(Beginning of Data for processing)

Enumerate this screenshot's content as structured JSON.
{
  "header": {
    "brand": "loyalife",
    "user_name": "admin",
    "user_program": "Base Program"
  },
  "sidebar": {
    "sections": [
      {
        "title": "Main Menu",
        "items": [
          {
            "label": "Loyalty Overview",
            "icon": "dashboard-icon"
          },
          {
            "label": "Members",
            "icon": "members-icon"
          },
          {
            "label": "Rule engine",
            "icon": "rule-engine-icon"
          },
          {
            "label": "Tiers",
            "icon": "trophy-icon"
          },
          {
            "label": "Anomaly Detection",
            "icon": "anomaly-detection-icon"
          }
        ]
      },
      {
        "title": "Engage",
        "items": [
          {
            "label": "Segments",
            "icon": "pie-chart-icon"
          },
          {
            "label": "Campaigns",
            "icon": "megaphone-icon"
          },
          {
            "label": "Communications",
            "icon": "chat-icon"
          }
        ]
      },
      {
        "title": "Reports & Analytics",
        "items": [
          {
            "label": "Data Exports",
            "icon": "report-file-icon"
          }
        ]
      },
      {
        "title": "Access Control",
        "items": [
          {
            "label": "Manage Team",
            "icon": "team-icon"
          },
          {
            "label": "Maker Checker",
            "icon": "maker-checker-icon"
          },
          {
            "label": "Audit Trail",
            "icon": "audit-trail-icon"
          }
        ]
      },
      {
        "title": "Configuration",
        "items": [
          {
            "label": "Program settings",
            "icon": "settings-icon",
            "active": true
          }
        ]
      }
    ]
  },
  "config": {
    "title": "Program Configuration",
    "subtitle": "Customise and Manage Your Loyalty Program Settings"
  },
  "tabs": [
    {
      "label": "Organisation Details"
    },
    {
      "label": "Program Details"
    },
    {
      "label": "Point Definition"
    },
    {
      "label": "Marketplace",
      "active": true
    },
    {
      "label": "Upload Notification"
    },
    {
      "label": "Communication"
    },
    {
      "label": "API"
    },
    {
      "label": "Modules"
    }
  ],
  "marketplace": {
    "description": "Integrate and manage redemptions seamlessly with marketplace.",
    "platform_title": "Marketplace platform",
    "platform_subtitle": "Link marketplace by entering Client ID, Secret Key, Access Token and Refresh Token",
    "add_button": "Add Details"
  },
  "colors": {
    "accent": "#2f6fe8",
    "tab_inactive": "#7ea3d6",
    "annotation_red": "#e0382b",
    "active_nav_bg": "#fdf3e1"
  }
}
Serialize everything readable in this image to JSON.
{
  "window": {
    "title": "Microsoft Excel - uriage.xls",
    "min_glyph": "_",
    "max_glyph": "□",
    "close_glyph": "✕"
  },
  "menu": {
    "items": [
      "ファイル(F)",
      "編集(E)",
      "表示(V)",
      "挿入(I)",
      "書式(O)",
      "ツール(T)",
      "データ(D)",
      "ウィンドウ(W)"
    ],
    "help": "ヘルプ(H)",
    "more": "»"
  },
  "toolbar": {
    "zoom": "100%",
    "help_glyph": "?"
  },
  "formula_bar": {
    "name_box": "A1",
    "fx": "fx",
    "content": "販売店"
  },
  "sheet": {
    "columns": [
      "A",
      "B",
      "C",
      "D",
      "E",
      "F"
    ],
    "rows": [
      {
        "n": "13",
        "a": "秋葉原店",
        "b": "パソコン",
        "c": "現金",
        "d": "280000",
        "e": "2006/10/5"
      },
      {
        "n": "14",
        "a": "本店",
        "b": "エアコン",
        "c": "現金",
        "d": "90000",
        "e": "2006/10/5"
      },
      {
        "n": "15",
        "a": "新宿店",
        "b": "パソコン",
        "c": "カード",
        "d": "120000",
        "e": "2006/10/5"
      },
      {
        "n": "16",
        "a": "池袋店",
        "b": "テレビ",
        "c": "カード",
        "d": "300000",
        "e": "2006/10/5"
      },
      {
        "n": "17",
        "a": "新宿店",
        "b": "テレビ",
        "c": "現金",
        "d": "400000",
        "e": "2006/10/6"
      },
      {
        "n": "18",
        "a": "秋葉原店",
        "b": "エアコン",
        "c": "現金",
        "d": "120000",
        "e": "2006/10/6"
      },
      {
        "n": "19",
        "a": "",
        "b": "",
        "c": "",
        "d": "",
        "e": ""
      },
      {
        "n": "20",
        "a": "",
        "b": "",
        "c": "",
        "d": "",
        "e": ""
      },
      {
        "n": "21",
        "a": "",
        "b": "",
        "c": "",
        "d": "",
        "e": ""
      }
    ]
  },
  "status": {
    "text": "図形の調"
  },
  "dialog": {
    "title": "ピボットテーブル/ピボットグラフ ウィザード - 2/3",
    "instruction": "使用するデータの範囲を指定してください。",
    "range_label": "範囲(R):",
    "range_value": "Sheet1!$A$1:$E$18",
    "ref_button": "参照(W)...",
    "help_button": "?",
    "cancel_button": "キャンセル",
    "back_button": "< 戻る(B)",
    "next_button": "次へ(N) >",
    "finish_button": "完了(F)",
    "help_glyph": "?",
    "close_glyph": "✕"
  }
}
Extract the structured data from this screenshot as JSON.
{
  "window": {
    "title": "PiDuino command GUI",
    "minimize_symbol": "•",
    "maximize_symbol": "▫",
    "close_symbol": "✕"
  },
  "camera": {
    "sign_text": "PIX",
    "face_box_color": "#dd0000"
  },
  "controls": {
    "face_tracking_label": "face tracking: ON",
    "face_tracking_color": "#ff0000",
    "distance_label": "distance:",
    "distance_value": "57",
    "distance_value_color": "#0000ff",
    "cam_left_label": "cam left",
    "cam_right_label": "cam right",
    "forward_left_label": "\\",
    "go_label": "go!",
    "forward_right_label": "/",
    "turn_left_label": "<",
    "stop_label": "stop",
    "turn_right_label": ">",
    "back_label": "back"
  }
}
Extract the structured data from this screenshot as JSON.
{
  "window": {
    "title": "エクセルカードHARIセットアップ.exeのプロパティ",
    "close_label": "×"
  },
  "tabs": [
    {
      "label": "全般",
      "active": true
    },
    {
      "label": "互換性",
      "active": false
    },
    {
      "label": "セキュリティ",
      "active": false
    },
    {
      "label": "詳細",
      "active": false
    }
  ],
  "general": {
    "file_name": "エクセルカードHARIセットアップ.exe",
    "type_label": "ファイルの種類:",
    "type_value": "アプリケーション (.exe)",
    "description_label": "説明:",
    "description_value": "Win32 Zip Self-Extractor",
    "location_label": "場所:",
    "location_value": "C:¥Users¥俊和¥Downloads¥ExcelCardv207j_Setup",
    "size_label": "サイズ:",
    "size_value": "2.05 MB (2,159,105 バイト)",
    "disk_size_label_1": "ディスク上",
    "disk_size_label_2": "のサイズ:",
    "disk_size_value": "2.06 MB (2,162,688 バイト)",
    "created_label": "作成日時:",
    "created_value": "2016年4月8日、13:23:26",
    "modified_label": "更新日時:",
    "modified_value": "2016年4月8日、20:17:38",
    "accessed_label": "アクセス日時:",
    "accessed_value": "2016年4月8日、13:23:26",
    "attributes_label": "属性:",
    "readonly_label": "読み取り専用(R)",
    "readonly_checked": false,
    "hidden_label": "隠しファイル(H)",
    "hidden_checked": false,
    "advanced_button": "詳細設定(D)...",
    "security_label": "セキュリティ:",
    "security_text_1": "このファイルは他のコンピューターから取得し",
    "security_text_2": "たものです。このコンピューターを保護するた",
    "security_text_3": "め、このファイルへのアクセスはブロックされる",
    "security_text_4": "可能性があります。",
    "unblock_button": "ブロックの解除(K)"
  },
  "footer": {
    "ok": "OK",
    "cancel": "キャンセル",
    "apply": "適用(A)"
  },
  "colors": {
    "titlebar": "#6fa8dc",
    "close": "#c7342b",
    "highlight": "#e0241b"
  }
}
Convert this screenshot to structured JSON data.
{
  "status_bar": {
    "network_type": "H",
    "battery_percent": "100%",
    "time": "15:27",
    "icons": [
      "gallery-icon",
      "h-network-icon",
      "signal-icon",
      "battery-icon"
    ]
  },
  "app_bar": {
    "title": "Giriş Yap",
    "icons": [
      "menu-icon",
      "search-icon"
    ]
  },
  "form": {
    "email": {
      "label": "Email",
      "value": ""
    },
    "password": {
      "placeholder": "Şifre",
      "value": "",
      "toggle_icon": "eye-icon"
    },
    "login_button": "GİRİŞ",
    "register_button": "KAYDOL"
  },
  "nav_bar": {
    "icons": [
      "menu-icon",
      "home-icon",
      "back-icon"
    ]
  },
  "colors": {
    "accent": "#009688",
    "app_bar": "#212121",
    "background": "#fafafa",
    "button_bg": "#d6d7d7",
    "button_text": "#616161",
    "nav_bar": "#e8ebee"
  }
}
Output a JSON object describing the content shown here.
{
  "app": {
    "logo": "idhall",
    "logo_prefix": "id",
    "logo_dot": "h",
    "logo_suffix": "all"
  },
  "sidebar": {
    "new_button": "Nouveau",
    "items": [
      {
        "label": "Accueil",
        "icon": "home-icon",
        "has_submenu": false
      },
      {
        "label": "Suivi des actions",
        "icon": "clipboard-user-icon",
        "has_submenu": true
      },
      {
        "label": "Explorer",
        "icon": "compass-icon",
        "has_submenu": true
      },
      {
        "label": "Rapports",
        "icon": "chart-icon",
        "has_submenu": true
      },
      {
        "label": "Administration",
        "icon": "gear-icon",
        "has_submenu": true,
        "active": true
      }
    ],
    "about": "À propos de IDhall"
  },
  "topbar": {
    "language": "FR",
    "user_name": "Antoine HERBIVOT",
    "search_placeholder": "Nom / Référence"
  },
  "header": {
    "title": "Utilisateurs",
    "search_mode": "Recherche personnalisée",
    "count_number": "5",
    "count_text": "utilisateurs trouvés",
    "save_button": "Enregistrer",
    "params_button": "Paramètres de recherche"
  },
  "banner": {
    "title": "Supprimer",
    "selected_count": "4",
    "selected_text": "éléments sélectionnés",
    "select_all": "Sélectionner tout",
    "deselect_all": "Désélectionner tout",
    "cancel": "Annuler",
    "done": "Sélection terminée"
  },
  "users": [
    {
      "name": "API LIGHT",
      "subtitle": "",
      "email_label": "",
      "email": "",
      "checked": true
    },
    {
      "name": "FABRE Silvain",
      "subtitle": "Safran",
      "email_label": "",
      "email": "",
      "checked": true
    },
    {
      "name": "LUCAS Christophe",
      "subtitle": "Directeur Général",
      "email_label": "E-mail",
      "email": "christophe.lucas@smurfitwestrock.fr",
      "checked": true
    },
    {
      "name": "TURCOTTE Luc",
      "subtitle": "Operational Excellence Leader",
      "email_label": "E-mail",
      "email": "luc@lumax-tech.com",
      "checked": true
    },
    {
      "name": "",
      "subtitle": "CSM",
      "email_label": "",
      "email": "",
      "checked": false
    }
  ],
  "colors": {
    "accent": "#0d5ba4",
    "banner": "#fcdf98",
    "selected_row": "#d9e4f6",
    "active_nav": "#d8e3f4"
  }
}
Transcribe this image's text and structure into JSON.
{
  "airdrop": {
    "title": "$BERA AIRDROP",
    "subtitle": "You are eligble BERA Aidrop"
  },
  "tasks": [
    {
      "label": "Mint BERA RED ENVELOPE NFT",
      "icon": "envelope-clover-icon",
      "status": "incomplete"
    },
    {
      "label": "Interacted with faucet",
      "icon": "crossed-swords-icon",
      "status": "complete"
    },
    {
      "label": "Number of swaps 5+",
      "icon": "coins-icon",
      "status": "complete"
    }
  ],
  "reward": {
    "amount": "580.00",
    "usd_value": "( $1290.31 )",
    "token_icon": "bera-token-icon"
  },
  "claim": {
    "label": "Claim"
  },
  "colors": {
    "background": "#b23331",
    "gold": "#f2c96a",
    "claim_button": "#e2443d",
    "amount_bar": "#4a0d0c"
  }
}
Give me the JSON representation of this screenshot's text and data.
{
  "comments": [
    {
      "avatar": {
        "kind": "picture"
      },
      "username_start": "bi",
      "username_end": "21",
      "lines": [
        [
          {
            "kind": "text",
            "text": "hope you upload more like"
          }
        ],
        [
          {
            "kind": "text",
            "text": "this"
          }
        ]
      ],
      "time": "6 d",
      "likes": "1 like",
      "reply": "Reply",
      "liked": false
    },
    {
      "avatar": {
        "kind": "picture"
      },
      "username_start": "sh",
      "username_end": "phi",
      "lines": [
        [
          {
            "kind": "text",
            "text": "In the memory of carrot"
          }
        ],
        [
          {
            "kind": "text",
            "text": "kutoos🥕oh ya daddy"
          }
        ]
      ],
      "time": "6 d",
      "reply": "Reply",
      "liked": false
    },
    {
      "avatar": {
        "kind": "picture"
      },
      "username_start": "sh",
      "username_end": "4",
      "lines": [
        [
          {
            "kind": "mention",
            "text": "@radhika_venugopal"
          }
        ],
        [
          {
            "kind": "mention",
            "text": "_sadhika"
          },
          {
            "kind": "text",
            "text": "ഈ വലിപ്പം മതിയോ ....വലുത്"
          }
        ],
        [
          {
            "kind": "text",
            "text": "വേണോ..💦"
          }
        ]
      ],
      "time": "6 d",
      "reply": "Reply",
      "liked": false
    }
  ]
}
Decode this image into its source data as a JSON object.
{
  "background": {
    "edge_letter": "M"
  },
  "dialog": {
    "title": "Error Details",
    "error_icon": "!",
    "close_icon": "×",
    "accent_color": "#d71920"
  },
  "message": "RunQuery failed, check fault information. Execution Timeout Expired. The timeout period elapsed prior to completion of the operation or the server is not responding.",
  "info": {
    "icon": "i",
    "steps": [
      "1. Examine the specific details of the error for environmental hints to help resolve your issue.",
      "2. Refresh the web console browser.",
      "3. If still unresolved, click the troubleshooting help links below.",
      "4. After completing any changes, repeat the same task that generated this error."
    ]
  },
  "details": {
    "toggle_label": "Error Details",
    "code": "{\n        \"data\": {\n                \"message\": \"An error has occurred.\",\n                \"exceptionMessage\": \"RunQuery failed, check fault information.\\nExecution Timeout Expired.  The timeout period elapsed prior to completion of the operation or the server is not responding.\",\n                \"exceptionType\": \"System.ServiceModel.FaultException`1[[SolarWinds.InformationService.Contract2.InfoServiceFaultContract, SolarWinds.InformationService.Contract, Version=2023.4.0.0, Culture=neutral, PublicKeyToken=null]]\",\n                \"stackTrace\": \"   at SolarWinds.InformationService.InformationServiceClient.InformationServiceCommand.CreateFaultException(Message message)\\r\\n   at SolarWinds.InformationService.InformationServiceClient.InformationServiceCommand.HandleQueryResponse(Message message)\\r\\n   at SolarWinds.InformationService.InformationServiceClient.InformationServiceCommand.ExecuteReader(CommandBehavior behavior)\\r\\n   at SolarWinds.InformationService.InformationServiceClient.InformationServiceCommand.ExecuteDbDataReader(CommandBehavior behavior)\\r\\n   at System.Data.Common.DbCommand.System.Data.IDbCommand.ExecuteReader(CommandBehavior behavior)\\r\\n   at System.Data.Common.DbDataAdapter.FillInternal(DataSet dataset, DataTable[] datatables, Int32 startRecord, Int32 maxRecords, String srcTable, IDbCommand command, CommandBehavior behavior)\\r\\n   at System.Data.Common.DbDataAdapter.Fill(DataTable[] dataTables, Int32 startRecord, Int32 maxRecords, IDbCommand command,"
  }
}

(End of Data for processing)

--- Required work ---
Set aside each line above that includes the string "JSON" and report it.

--- Problem solution ---
Enumerate this screenshot's content as structured JSON.
Serialize everything readable in this image to JSON.
Extract the structured data from this screenshot as JSON.
Extract the structured data from this screenshot as JSON.
Convert this screenshot to structured JSON data.
Output a JSON object describing the content shown here.
Transcribe this image's text and structure into JSON.
Give me the JSON representation of this screenshot's text and data.
Decode this image into its source data as a JSON object.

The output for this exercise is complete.